But Zwicky’s final years were not gloomy. He married twice, and his second marriage was to a much younger woman who bore him three daughters. Margrit Zürcher was also from Canton Glarus and knew how to handle his stormy temperament. He doted on his wife and daughters and settled into a harmonious family life. In the last year of his life he paid for a stylish wedding in Switzerland for his middle daughter and presided at the ceremony, where he preached a sermon full of fatherly advice, urging her to use morphological methods to deal with the problems of matrimony.
Zwicky’s success as a morphological thinker gave rise to an often-repeated joke that the morphological method is an infallible way to make correct decisions, with one defect: it only works if your name happens to be Zwicky. The joke is usually true, but not always. Theodore Taylor was another scientist who used the morphological method. Taylor was an undergraduate at Caltech who became a personal friend of Zwicky and learned the method directly from him. After World War II ended, Taylor was at the Los Alamos laboratory designing nuclear weapons—a job well matched to morphological thinking. Taylor imagined all possible arrangements of nuclear materials and picked out those that were best suited to particular military missions. He quickly became the leading developer of small weapons at Los Alamos, changing the main thrust of the laboratory from megaton monsters to kiloton devices that became tactical weapons. Morphological thinking gave us tactical nukes.

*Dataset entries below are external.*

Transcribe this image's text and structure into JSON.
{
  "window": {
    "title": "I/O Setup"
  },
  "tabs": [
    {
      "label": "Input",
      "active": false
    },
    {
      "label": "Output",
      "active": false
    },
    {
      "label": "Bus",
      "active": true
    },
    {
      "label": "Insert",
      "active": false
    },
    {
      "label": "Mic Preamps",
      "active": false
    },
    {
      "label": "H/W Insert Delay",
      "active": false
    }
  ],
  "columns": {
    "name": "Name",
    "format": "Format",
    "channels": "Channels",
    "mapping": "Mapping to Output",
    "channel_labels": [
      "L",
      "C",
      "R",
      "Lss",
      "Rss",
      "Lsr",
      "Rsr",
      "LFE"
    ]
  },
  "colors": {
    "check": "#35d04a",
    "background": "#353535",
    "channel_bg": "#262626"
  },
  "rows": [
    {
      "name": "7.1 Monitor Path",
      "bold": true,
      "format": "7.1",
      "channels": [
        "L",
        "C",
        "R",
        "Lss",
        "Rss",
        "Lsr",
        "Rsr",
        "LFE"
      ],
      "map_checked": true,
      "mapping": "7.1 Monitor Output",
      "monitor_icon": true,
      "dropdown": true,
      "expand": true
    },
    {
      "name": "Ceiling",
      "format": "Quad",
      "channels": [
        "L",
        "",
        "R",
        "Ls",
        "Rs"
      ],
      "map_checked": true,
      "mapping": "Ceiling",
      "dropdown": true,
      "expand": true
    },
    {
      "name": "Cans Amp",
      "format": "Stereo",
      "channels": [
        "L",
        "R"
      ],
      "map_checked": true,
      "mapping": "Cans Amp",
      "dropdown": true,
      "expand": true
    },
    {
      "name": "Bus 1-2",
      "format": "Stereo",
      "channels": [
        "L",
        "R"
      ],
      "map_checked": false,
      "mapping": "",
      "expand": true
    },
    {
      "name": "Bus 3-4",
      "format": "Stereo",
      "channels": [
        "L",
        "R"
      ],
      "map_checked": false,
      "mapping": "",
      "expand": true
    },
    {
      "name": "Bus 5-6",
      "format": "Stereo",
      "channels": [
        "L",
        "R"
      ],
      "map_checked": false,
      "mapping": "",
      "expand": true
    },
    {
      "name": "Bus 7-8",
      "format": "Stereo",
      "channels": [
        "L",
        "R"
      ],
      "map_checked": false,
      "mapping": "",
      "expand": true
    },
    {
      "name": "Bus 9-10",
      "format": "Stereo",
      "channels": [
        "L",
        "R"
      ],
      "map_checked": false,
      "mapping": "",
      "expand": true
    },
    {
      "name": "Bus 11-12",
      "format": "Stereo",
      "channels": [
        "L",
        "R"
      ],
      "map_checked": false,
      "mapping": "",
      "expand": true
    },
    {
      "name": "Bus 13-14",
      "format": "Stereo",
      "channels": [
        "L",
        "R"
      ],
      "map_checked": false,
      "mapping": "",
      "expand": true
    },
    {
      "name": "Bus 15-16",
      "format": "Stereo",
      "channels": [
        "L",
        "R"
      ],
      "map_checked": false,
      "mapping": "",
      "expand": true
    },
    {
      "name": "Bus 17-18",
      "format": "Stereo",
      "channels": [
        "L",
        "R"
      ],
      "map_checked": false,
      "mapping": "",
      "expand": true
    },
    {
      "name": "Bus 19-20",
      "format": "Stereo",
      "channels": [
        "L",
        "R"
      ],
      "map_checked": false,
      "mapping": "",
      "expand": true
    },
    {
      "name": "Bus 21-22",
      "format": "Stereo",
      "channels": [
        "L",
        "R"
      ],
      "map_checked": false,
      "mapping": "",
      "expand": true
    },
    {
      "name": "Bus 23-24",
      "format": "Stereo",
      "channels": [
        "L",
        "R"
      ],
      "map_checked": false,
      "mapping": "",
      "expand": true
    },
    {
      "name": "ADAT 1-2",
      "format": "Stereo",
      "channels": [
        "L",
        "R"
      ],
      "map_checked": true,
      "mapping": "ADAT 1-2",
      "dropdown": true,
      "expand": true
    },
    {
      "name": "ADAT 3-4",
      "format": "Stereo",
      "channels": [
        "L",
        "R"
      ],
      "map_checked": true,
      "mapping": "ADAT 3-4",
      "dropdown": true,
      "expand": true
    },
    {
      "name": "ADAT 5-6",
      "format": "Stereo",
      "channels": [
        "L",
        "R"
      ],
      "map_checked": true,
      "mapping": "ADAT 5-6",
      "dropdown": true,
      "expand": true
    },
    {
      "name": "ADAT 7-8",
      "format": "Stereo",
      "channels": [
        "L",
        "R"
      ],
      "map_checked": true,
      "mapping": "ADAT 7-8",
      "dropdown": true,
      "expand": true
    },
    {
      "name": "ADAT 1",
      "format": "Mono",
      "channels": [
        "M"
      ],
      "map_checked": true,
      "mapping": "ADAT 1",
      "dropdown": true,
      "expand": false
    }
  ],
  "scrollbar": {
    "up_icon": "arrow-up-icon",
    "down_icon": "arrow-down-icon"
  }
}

After a few years at Los Alamos, Taylor turned his morphological thinking to the design of spacecraft. He looked without prejudice at the whole range of possible spacecraft and chose the design best suited to the task of exploring the entire solar system at an acceptable cost. It would use small nuclear bombs in large quantities to propel spacecraft with thousand-ton payloads to high velocities, enabling them to reach Mars in a few months and Saturn in a few years. He gave the name Project Orion to his plan and organized it as a private venture funded in part by the US Air Force at the General Atomics company in California. Besides being a spectacularly thunderous way to travel to the planets, Project Orion would have given Taylor an opportunity to put his bombs to better use than killing people. The project ended after the 1963 Partial Test Ban Treaty made nuclear explosions in space illegal. The memory of the project remains, like Zwicky’s Long Aerial Mines, as a demonstration of the power and the limitations of morphological thinking.